When creating a program like this, consider the role of consistency, timeliness, and the critical mass of survey participants that makes your report media-friendly. 

Use the acronym “DATA GO” for your strategy: Determine goals, Aggregate data assets, Team up with the right partners, Ask the right questions. Then Glean the narrative and Operationalize the findings.

5. Use easy-to-understand principles when measuring PR and showing the impact of your communications program

In Episode 12, Richard Bagnall, Co-managing Partner of CARMA and board director at AMEC, advises tech PR leaders: “Don’t allow complexity to get in the way of telling a decent measurement story for your PR program.” He suggests starting with The Barcelona Principles and AMEC’s Integrated Evaluation Framework.

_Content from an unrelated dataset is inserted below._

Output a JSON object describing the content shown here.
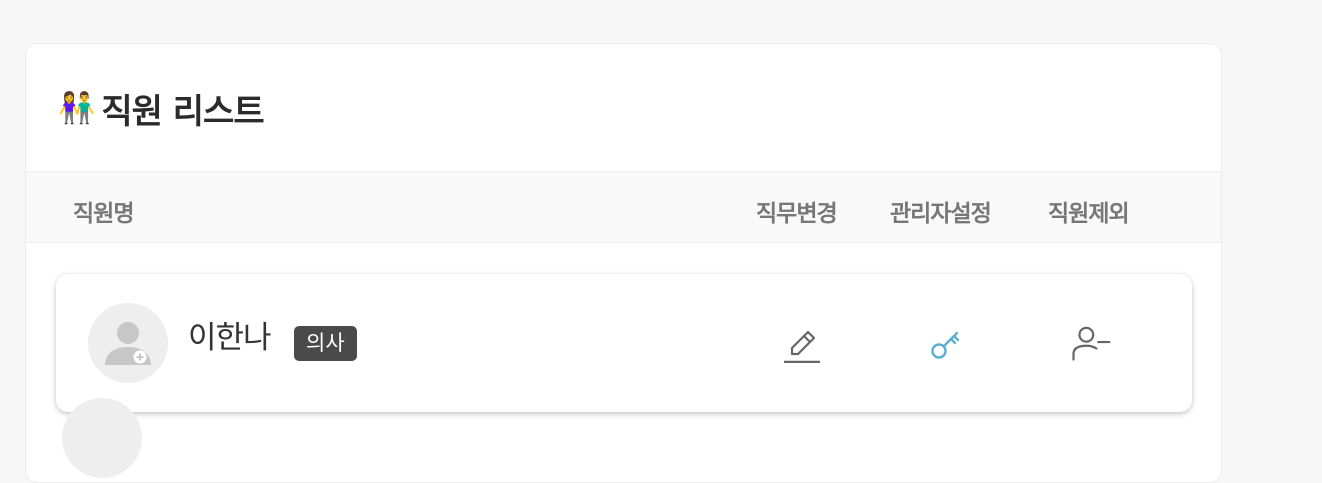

As for your measurement goals, make them SMART: Specific, Measurable, Achievable, Realistic, Time-bound. What is the organization trying to accomplish? Why does the organization want the PR and comms support? What does the organization expect from  PR and comms?

Bagnall also says to avoid the temptation of getting caught up in your competitors. Focus on getting it right for your organization, particularly if there are budget constraints. Worry about your job and your objectives.

6. Bring the X factor

In Episode 26: Chris Ulbrich and Morgan McLintic debated whether to announce seed funding. Their verdict? “At the seed funding round, even more than any other round, reporters are going to be looking at the total story package because the funding amount is not likely to raise eyebrows on its own. When you can show early traction, that may even be the most important factor of all the seed round story.”

If you have something that’s genuinely novel, announcing your funding helps with your market positioning. Don’t give a competitor the chance to announce that they’re doing something similar first.

But don’t panic if you don’t have an X factor that makes your story compelling right off the bat — most startups don’t. It may make more sense to wait and get a good customer on board for your Series A funding announcement. Cultivate your relationships with potential analysts or with your investors, and just get everything ready for a really impactful Series A announcement.

What about when you move past the seed stage? During the Zero Interest Rate Period, Firebrand saw companies raise funding rounds spanning from seed to Series C in one year. It’s important to have enough new story to tell when you’re going to announce that next round, and the story has to evolve.

These suggestions can each be summed up in a one-sentence recommendation, but they take care to practice on a daily basis in your tech PR program. If you need additional inspiration to add new flair to your startup’s brand in the core disciplines of marketing or communications, check out all of our FiredUp! podcast episodes here.

About the Author

Maura Lafferty is an influencer relations specialist, with a particular focus on media outreach over social channels. Maura has over 14 years' experience in public relations, and relationships with media working in national, California, and Silicon Valley newsrooms.